■ **About this exercise**
Repeat the full listing, word for word.
──────── Records for processing
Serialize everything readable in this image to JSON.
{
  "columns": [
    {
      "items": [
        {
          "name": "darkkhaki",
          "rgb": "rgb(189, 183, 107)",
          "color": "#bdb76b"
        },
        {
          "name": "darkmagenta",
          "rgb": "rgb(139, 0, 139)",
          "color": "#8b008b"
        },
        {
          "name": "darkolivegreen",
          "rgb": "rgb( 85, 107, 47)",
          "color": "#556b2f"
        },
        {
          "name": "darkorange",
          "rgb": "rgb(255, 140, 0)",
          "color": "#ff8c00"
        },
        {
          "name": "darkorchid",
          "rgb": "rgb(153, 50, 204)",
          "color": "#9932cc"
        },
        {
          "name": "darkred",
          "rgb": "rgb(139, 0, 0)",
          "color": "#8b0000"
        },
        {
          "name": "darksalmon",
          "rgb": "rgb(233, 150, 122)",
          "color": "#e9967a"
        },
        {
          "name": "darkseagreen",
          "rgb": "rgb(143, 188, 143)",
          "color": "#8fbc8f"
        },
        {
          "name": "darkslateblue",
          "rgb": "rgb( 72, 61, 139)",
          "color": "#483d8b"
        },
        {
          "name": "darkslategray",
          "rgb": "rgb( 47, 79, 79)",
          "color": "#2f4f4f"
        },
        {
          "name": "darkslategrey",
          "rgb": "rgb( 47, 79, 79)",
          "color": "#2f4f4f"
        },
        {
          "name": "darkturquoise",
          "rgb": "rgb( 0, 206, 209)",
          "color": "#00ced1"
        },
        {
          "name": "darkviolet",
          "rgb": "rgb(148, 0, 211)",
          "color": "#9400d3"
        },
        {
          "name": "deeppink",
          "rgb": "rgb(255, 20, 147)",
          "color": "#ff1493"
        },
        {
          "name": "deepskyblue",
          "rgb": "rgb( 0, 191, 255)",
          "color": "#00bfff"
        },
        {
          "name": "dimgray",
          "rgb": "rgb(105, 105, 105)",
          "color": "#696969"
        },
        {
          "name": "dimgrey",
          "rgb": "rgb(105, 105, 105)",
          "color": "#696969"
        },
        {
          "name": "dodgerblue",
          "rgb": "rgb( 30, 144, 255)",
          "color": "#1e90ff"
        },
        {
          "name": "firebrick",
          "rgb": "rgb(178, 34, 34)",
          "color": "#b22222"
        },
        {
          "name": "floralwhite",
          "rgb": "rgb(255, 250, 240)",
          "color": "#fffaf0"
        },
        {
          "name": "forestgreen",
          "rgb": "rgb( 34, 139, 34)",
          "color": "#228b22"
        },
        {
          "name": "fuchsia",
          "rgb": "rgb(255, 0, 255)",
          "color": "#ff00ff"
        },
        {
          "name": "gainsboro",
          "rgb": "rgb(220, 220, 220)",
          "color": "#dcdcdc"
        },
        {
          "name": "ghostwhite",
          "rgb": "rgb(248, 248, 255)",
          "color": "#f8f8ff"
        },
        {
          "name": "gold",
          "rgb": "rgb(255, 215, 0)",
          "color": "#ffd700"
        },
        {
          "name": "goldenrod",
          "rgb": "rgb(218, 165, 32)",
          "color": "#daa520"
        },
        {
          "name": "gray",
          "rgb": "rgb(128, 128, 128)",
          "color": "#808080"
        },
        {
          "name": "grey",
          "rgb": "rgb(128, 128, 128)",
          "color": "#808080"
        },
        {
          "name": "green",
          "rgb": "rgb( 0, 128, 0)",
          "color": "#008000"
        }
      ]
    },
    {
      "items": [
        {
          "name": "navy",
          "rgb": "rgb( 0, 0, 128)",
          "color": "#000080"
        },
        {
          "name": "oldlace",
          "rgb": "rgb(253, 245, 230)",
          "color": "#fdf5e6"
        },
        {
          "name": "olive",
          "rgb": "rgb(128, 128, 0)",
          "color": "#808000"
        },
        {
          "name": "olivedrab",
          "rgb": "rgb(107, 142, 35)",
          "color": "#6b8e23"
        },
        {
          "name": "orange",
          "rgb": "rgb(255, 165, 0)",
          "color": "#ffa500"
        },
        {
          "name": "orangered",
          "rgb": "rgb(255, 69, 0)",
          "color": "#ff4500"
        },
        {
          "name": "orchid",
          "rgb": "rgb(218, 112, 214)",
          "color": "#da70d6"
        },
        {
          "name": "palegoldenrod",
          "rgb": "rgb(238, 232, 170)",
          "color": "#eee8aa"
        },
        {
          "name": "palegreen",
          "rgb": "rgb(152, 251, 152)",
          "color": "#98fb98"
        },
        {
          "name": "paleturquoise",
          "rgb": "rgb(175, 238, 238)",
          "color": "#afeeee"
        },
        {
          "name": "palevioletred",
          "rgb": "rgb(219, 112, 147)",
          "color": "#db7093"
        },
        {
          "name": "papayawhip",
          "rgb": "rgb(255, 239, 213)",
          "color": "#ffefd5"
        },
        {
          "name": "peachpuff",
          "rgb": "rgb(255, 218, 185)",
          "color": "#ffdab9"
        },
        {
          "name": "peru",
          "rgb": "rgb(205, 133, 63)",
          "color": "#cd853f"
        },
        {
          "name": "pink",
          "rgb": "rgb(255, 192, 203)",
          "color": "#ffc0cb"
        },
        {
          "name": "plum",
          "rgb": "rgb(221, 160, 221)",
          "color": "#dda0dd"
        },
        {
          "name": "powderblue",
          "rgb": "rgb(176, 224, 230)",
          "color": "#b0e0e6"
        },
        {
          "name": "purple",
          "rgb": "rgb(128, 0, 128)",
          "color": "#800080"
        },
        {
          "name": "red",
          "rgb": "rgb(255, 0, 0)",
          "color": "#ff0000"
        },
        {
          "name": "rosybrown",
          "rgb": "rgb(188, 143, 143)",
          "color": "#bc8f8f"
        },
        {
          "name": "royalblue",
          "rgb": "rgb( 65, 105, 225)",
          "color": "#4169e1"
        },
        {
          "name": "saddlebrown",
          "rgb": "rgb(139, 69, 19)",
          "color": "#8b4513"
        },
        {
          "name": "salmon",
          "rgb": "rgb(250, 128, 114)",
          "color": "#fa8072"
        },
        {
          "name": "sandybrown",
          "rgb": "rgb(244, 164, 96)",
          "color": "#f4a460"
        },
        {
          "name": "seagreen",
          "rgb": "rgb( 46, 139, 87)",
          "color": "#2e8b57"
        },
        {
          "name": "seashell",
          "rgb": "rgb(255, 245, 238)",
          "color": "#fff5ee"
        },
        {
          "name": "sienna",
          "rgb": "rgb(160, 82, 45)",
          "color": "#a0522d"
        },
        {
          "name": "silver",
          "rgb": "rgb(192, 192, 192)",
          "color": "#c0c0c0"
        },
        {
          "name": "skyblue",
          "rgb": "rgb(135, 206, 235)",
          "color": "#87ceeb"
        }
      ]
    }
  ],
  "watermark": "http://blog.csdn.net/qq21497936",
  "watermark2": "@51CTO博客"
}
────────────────
■ **Result below**
Serialize everything readable in this image to JSON.
{
  "columns": [
    {
      "items": [
        {
          "name": "darkkhaki",
          "rgb": "rgb(189, 183, 107)",
          "color": "#bdb76b"
        },
        {
          "name": "darkmagenta",
          "rgb": "rgb(139, 0, 139)",
          "color": "#8b008b"
        },
        {
          "name": "darkolivegreen",
          "rgb": "rgb( 85, 107, 47)",
          "color": "#556b2f"
        },
        {
          "name": "darkorange",
          "rgb": "rgb(255, 140, 0)",
          "color": "#ff8c00"
        },
        {
          "name": "darkorchid",
          "rgb": "rgb(153, 50, 204)",
          "color": "#9932cc"
        },
        {
          "name": "darkred",
          "rgb": "rgb(139, 0, 0)",
          "color": "#8b0000"
        },
        {
          "name": "darksalmon",
          "rgb": "rgb(233, 150, 122)",
          "color": "#e9967a"
        },
        {
          "name": "darkseagreen",
          "rgb": "rgb(143, 188, 143)",
          "color": "#8fbc8f"
        },
        {
          "name": "darkslateblue",
          "rgb": "rgb( 72, 61, 139)",
          "color": "#483d8b"
        },
        {
          "name": "darkslategray",
          "rgb": "rgb( 47, 79, 79)",
          "color": "#2f4f4f"
        },
        {
          "name": "darkslategrey",
          "rgb": "rgb( 47, 79, 79)",
          "color": "#2f4f4f"
        },
        {
          "name": "darkturquoise",
          "rgb": "rgb( 0, 206, 209)",
          "color": "#00ced1"
        },
        {
          "name": "darkviolet",
          "rgb": "rgb(148, 0, 211)",
          "color": "#9400d3"
        },
        {
          "name": "deeppink",
          "rgb": "rgb(255, 20, 147)",
          "color": "#ff1493"
        },
        {
          "name": "deepskyblue",
          "rgb": "rgb( 0, 191, 255)",
          "color": "#00bfff"
        },
        {
          "name": "dimgray",
          "rgb": "rgb(105, 105, 105)",
          "color": "#696969"
        },
        {
          "name": "dimgrey",
          "rgb": "rgb(105, 105, 105)",
          "color": "#696969"
        },
        {
          "name": "dodgerblue",
          "rgb": "rgb( 30, 144, 255)",
          "color": "#1e90ff"
        },
        {
          "name": "firebrick",
          "rgb": "rgb(178, 34, 34)",
          "color": "#b22222"
        },
        {
          "name": "floralwhite",
          "rgb": "rgb(255, 250, 240)",
          "color": "#fffaf0"
        },
        {
          "name": "forestgreen",
          "rgb": "rgb( 34, 139, 34)",
          "color": "#228b22"
        },
        {
          "name": "fuchsia",
          "rgb": "rgb(255, 0, 255)",
          "color": "#ff00ff"
        },
        {
          "name": "gainsboro",
          "rgb": "rgb(220, 220, 220)",
          "color": "#dcdcdc"
        },
        {
          "name": "ghostwhite",
          "rgb": "rgb(248, 248, 255)",
          "color": "#f8f8ff"
        },
        {
          "name": "gold",
          "rgb": "rgb(255, 215, 0)",
          "color": "#ffd700"
        },
        {
          "name": "goldenrod",
          "rgb": "rgb(218, 165, 32)",
          "color": "#daa520"
        },
        {
          "name": "gray",
          "rgb": "rgb(128, 128, 128)",
          "color": "#808080"
        },
        {
          "name": "grey",
          "rgb": "rgb(128, 128, 128)",
          "color": "#808080"
        },
        {
          "name": "green",
          "rgb": "rgb( 0, 128, 0)",
          "color": "#008000"
        }
      ]
    },
    {
      "items": [
        {
          "name": "navy",
          "rgb": "rgb( 0, 0, 128)",
          "color": "#000080"
        },
        {
          "name": "oldlace",
          "rgb": "rgb(253, 245, 230)",
          "color": "#fdf5e6"
        },
        {
          "name": "olive",
          "rgb": "rgb(128, 128, 0)",
          "color": "#808000"
        },
        {
          "name": "olivedrab",
          "rgb": "rgb(107, 142, 35)",
          "color": "#6b8e23"
        },
        {
          "name": "orange",
          "rgb": "rgb(255, 165, 0)",
          "color": "#ffa500"
        },
        {
          "name": "orangered",
          "rgb": "rgb(255, 69, 0)",
          "color": "#ff4500"
        },
        {
          "name": "orchid",
          "rgb": "rgb(218, 112, 214)",
          "color": "#da70d6"
        },
        {
          "name": "palegoldenrod",
          "rgb": "rgb(238, 232, 170)",
          "color": "#eee8aa"
        },
        {
          "name": "palegreen",
          "rgb": "rgb(152, 251, 152)",
          "color": "#98fb98"
        },
        {
          "name": "paleturquoise",
          "rgb": "rgb(175, 238, 238)",
          "color": "#afeeee"
        },
        {
          "name": "palevioletred",
          "rgb": "rgb(219, 112, 147)",
          "color": "#db7093"
        },
        {
          "name": "papayawhip",
          "rgb": "rgb(255, 239, 213)",
          "color": "#ffefd5"
        },
        {
          "name": "peachpuff",
          "rgb": "rgb(255, 218, 185)",
          "color": "#ffdab9"
        },
        {
          "name": "peru",
          "rgb": "rgb(205, 133, 63)",
          "color": "#cd853f"
        },
        {
          "name": "pink",
          "rgb": "rgb(255, 192, 203)",
          "color": "#ffc0cb"
        },
        {
          "name": "plum",
          "rgb": "rgb(221, 160, 221)",
          "color": "#dda0dd"
        },
        {
          "name": "powderblue",
          "rgb": "rgb(176, 224, 230)",
          "color": "#b0e0e6"
        },
        {
          "name": "purple",
          "rgb": "rgb(128, 0, 128)",
          "color": "#800080"
        },
        {
          "name": "red",
          "rgb": "rgb(255, 0, 0)",
          "color": "#ff0000"
        },
        {
          "name": "rosybrown",
          "rgb": "rgb(188, 143, 143)",
          "color": "#bc8f8f"
        },
        {
          "name": "royalblue",
          "rgb": "rgb( 65, 105, 225)",
          "color": "#4169e1"
        },
        {
          "name": "saddlebrown",
          "rgb": "rgb(139, 69, 19)",
          "color": "#8b4513"
        },
        {
          "name": "salmon",
          "rgb": "rgb(250, 128, 114)",
          "color": "#fa8072"
        },
        {
          "name": "sandybrown",
          "rgb": "rgb(244, 164, 96)",
          "color": "#f4a460"
        },
        {
          "name": "seagreen",
          "rgb": "rgb( 46, 139, 87)",
          "color": "#2e8b57"
        },
        {
          "name": "seashell",
          "rgb": "rgb(255, 245, 238)",
          "color": "#fff5ee"
        },
        {
          "name": "sienna",
          "rgb": "rgb(160, 82, 45)",
          "color": "#a0522d"
        },
        {
          "name": "silver",
          "rgb": "rgb(192, 192, 192)",
          "color": "#c0c0c0"
        },
        {
          "name": "skyblue",
          "rgb": "rgb(135, 206, 235)",
          "color": "#87ceeb"
        }
      ]
    }
  ],
  "watermark": "http://blog.csdn.net/qq21497936",
  "watermark2": "@51CTO博客"
}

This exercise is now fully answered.